This may seem contradictory to The ONE Thing practices, but it actually can be beneficial. Finding the right ONE thing can be difficult. Taking the time to let go of old notions and believe in unending possibilities gives us fresh eyes on a problem. Sometimes more is simply more. But when we are stuck, new ideas can catapult us out of our mental ruts and into realization.
Know Your Thinking Style
Knowing what type of thinker you are can be just as important to success. Not all problem solving techniques work for everyone. We don’t all learn the same way. And we don’t all process information in a similar fashion. Learning to identify how you think is an important step in creating success. It helps clarify our understanding of ourselves, and helps us work better with others.
So how do we figure that out? Luckily the people at Foursight have figured that out for us! After years of research, Foursight has created four major “thinker” categories:
Clarifiers and Ideators are counterpoints, with the former researching specifics and the latter creating big ideas. Developers have finesse for making sure the right idea is chosen.

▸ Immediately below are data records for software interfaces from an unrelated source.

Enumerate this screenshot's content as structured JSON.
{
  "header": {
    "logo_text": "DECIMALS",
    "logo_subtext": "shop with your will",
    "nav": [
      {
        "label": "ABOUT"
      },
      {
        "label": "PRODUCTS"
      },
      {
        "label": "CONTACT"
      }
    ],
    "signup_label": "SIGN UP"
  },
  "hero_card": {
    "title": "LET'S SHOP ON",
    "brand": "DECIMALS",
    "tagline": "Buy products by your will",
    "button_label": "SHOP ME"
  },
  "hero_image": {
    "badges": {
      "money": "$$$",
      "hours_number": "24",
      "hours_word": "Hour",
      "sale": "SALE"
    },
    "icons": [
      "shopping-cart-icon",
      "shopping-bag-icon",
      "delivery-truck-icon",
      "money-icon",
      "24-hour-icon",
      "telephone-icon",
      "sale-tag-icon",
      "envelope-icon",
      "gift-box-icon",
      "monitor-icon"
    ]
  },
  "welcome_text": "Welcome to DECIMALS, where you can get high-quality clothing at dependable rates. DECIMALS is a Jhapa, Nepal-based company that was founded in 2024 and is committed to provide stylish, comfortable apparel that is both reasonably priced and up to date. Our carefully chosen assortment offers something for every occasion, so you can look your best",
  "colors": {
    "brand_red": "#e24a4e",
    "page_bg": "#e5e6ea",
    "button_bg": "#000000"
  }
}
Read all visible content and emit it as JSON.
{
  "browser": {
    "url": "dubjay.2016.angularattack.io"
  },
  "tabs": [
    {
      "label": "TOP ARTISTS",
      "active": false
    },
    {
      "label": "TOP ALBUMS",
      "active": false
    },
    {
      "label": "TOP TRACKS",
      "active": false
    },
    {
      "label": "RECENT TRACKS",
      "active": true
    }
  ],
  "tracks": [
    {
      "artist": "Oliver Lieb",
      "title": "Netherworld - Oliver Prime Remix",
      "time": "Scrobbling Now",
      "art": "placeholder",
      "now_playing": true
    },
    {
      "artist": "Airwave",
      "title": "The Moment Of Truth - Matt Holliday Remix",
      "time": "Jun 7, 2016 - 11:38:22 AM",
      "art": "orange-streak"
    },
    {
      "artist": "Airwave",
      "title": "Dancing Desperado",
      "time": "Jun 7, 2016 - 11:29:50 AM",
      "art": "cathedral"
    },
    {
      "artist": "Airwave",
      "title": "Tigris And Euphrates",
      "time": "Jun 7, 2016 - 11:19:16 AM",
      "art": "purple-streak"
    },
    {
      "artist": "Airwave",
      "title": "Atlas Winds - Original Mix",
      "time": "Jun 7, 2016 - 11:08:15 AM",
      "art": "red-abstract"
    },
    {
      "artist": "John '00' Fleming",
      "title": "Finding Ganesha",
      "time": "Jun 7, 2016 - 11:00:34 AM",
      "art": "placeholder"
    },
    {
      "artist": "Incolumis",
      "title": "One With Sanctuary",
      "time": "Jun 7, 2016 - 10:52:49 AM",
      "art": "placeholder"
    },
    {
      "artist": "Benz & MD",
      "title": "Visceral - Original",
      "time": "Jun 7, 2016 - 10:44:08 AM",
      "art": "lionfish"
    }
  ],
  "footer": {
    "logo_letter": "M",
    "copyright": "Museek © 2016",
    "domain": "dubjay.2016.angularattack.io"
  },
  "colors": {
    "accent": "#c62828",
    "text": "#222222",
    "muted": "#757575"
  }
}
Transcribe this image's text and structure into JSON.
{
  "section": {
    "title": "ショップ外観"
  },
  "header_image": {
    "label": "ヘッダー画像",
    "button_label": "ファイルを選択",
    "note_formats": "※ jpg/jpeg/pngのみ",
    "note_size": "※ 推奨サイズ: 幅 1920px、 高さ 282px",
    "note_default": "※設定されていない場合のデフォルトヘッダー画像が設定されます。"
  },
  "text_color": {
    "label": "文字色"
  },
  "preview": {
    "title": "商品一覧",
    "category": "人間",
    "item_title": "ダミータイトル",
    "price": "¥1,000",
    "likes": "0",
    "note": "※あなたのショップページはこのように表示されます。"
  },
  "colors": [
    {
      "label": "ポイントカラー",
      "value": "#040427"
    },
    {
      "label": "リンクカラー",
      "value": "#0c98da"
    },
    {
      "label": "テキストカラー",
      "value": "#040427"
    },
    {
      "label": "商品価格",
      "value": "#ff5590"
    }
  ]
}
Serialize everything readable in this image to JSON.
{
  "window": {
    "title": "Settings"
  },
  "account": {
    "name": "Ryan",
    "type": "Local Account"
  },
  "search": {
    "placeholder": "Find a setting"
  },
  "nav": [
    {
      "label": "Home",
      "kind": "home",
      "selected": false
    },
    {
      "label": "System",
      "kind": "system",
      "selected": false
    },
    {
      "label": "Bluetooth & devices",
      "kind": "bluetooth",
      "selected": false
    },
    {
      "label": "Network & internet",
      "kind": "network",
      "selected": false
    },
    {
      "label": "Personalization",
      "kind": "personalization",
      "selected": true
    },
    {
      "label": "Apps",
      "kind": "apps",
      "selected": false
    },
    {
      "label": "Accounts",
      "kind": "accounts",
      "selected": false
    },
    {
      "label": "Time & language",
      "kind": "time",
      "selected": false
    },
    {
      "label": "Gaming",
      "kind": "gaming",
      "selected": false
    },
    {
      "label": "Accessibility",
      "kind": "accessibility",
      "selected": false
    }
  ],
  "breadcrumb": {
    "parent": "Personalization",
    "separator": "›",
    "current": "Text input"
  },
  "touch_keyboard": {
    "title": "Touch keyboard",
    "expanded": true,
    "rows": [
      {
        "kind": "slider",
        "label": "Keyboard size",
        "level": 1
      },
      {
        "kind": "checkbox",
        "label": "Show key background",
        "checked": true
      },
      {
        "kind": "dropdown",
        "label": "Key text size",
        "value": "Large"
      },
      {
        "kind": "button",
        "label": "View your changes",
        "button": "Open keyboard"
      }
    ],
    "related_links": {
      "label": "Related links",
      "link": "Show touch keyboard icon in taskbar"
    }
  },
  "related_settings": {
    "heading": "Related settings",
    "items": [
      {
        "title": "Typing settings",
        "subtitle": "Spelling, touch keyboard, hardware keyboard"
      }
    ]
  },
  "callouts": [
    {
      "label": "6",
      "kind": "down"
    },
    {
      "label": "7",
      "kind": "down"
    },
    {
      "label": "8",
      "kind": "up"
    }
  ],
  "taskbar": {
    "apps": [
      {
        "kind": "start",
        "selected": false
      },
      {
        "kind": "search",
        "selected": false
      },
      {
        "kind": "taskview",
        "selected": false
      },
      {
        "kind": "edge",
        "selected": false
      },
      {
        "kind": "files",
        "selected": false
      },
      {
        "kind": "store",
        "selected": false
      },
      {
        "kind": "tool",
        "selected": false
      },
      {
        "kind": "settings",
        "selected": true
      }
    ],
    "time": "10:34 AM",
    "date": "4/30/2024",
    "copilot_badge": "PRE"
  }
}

Implementers are the go-getter, bottom-of-the-9th, get-things-done types. Learning which type of thinker you are positions yourself for a win in the future. You learn more about who you are, how to tackle new problems, and where you fit in a team.
People have known throughout history that there is power to knowing yourself. The ancient Greek aphorism “know thyself” speaks to this. Descartes declared, “I think therefore I am.” While these phrases may seem cliché, they’re not wrong. Taking the time to learn how you think can help inform who you are. Creating a better mindset, learning how you best solve a puzzle, and getting out of our mental ruts helps us evolve. When we know how we think we can change how we think. And when we change how we think, we change who we have the potential to become. As Steve Jobs said, “The people who are crazy enough to think they can change the world are the ones who do.”
—Source: www.the1thing.com. Gary Keller is the founder and chairman of the board for Keller Williams Realty, the world’s largest real estate franchise by agent count. Jay Papasan co-authored the bestselling Millionaire Real Estate series with Gary Keller, as well “The ONE Thing: The Surprisingly Simple Truth Behind Extraordinary Results.” He is a former editor at Harper Collins Publishers.